On May 4th, Byron spoke at our PROBUS meeting about the making of this film which, he said,  is “not Hollywood” and not expected to become a big money maker;  instead he defined it as one of his company’s “passion projects”.   With no roads going to any of the areas, which are only accessible by boat or plane, it was not an easy project to tackle.  This enormous conservancy/reserve  still has one of the lowest populations per square mile on earth. The area itself is in the hands of the First Nations people from whom they  had to get permission to make the film.  Byron defined First Nations people as “critical to the area” and whom the film company used extensively during its production as guides and advisors.

Great Bear Rainforest features one of the rarest animals on Earth – the fabled all-white Spirit Bear. These remarkable creatures, a rare subspecies of the American black bear, are the result of tens of thousands of years of evolution. They live in the lush temperate rainforests of British Columbia, where they hold almost mythic status among the region’s indigenous people. To read more about Spirit Bears, go to https://en.wikipedia.org/wiki/Kermode_bear

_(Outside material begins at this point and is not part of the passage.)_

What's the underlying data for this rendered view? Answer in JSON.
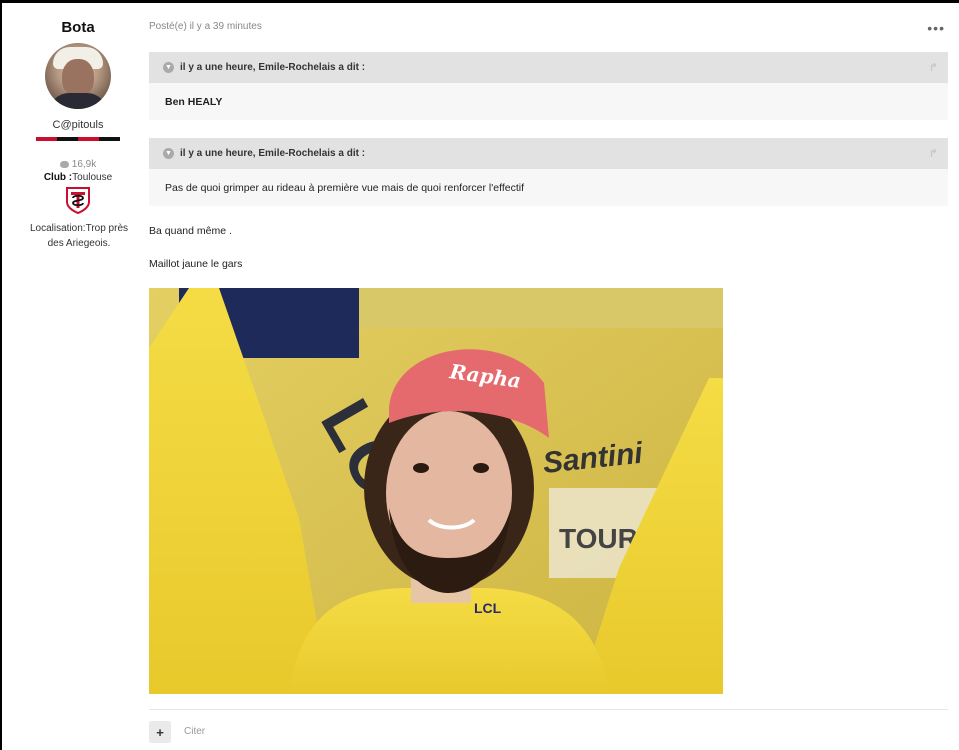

No Meeting - Tuesday following Family Day Holiday Feb 19, 2019
No Meeting - Tuesday following Family Day Holiday
Club Assembly Feb 26, 2019
Club Assembly
Aisha Hunter-Bellavia Mar 05, 2019
Recap of Me to WE Kenya trip
Terry Lewis Mar 12, 2019
Vancouver Island Spine Trail

The Vancouver Island Trail will soon be continuous trail from Victoria in the south to Cape Scott at the northern tip of the Island. The Trail follows an inland route in the south and becomes a coastal route north of Port McNeill.   It follows several First Nations and historic routes, and links up many existing trails.


Approximately 770 km long, the Trail is an adventure opportunity that will provide a recreational route for residents and tourists through the beautiful back-country of Vancouver Island.  Although primarily a hiking trail, some sections of the Trail are suitable for other non-motorized uses, e.g. mountain bikes, horses, and skis.  The route passes through a wide range of forest types, alongside streams, rivers and lakes and across a number of mountain ridges.  It is similar to other successful long-distance routes in North America such as the Pacific Crest Trail, the Bruce Trail and the Appalachian Trail.

The Trail will support local economies through increased tourism, cultural tourism opportunities, provision of services to trail users and trail building and maintenance. Local First Nations, hiking clubs and other outdoor clubs are encouraged to monitor and report trail conditions. First Nations and businesses will have an expanded opportunity to provide services to travelers in their region.

Open Mar 19, 2019
Club Assembly Mar 26, 2019
Club Assembly
Open Apr 02, 2019
Open Apr 09, 2019
Open Apr 16, 2019